Exception states have proven to be pretty handy for a variety of uses: the emergency state maintains a constant supply of energy and T3 boosts to fight off enemies during a siege; the rebuild state evacuates all minerals and keeps a small constant energy supply behind while a room is rebuilding itself; and the evacuate state is triggered when a room is about to fall after a failed defense, evacuating all resources from the room to prevent them from falling into enemy hands.

We require more minerals!

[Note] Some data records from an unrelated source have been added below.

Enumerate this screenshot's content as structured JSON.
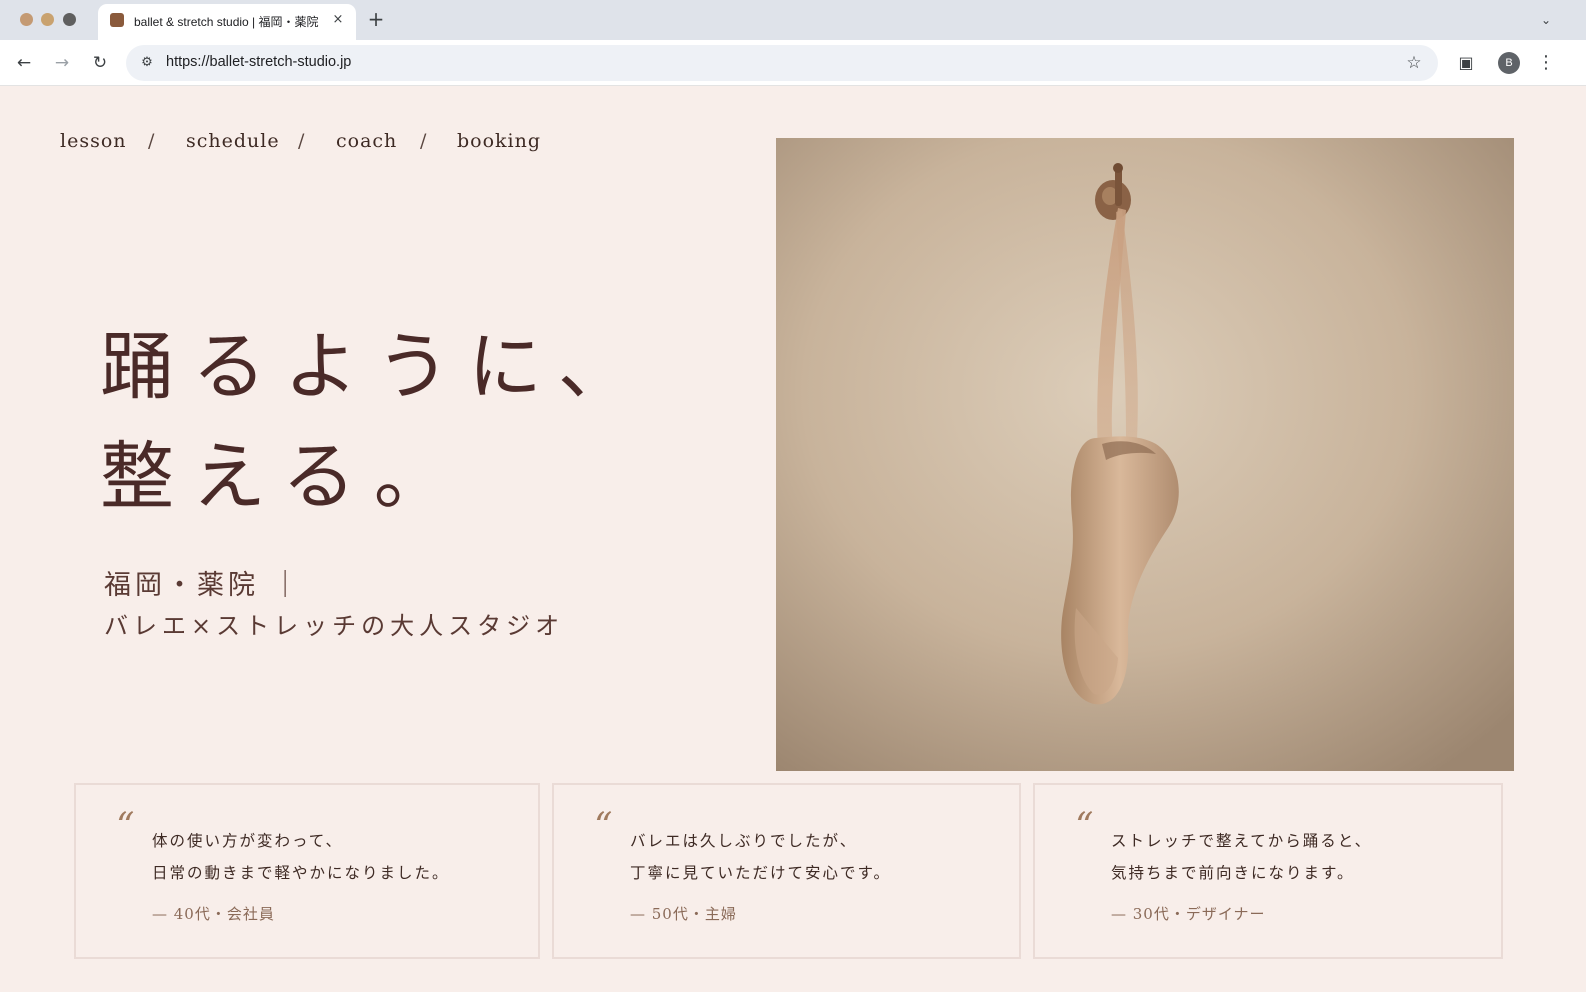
{
  "browser": {
    "tab_title": "ballet & stretch studio | 福岡・薬院",
    "url": "https://ballet-stretch-studio.jp",
    "profile_initial": "B",
    "icons": {
      "close": "×",
      "new_tab": "+",
      "tabs_menu": "⌄",
      "back": "←",
      "forward": "→",
      "reload": "↻",
      "site_info": "⚙",
      "bookmark": "☆",
      "side_panel": "▣",
      "menu": "⋮"
    },
    "traffic_colors": [
      "#c49a73",
      "#c9a26f",
      "#5f5f5f"
    ]
  },
  "nav": {
    "items": [
      "lesson",
      "schedule",
      "coach",
      "booking"
    ],
    "separator": "/"
  },
  "hero": {
    "title_line1": "踊るように、",
    "title_line2": "整える。",
    "subtitle_line1": "福岡・薬院 ｜",
    "subtitle_line2": "バレエ×ストレッチの大人スタジオ"
  },
  "testimonials": [
    {
      "line1": "体の使い方が変わって、",
      "line2": "日常の動きまで軽やかになりました。",
      "author": "— 40代・会社員"
    },
    {
      "line1": "バレエは久しぶりでしたが、",
      "line2": "丁寧に見ていただけて安心です。",
      "author": "— 50代・主婦"
    },
    {
      "line1": "ストレッチで整えてから踊ると、",
      "line2": "気持ちまで前向きになります。",
      "author": "— 30代・デザイナー"
    }
  ],
  "quote_glyph": "“",
  "colors": {
    "page_bg": "#f8eeea",
    "heading": "#4a2a28",
    "accent": "#a07a5e",
    "card_border": "#eadbd6"
  }
}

Overmind v0.4 finally added long-overdue fully automatic mineral mining, processing, trading, and boosting capabilities. Colonies now automatically start mining minerals once at RCL6. Minerals are transferred between colonies as needed for resource production. Excess minerals are sold on the market, and once a player reaches a credit threshold, missing base minerals required for resource production are purchased from the market. Labs (managed by the EvolutionChamber object) automatically cycle through reaction queues to build up a stockpile of prioritized resources. Reaction cycles are planned by the Colony.abathur object, which recursively generates needed reaction queues to produce the highest priority needed compound. When creeps request to get boosted, the necessary resources are transferred to the appropriate colony automatically, or, if the player has sufficient credits, they are be bought on the market if not present.

A Skynet-wannabe

Overmind v0.5 is the first release capable of fully automatic operation! One of the biggest challenges in achieving this milestone was figuring out a system to determine approximately optimal base layouts. Fortunately, making the switch to bunkers simplified this process considerably.

There are three new modules which facilitate this process. The BasePlanner analyzes a room to figure out if and where a bunker can be placed. If there are many possible “anchor” positions, small sample is randomly chosen, and the position with the minimum total path length to points of interest within the room (sources and controller) is returned. The ExpansionPlanner looks at a room and a given anchor position (from BasePlanner) and determines a score (roughly, energy per tick) for the room and possible nearby mining outposts. Periodically, the scores for a room are re-computed by the RoomIntel module, and the best score to-date and corresponding anchor position is recorded in the room memory. Over time, this results in a semi-optimal choice of bunker placement. Finally, the new Strategist module looks at possible rooms to colonize and chooses the one with the highest score, as long as it is not too close or too far from another colony. (Eventually, the Strategist will be responsible for other high-level decision making, but for now it only does room expansion.)

Of course, this system is still quite new and has many improvements that can be made to it, but (even rudimentary) full autonomy a big milestone in the development of my bot.

Let’s end on a cliffhanger

In a previous blog post, I talked about the remaining boxes I wanted to check off before releasing version 1.0 of my bot. At this point, the boxes are all checked (with checkmarks of various messiness), and the next release will be Overmind v1.0.

So what happens now? Well, there are three major things I want to polish before release.

First, I need to restructure parts of the AI to be more CPU efficient. I am currently fairly limited by CPU, as I have been holding out on making some much needed improvements for the devs to release persistent game objects. I’ll likely hold out until the promised PTR content in late August, but if persistent game objects aren’t included, I’ll start to develop an emulator for them myself.

Second, I want to write proper military code. I do have passable defense and offense code in place already, but my combat code has always lagged behind my economics code. I’ve added a lot of the framework for fully automatic combat over the last few months, including distributed spawning and combat movement, but I have yet to properly plug it all in.

Finally, I have something special that will define the 1.0 release. (You might have heard about it already in the #overmind Slack channel.) I won’t spoil the surprise yet, but in the words of my favorite Westworld character, “It’s something I’ve been working on for quite some time… Something quite original.”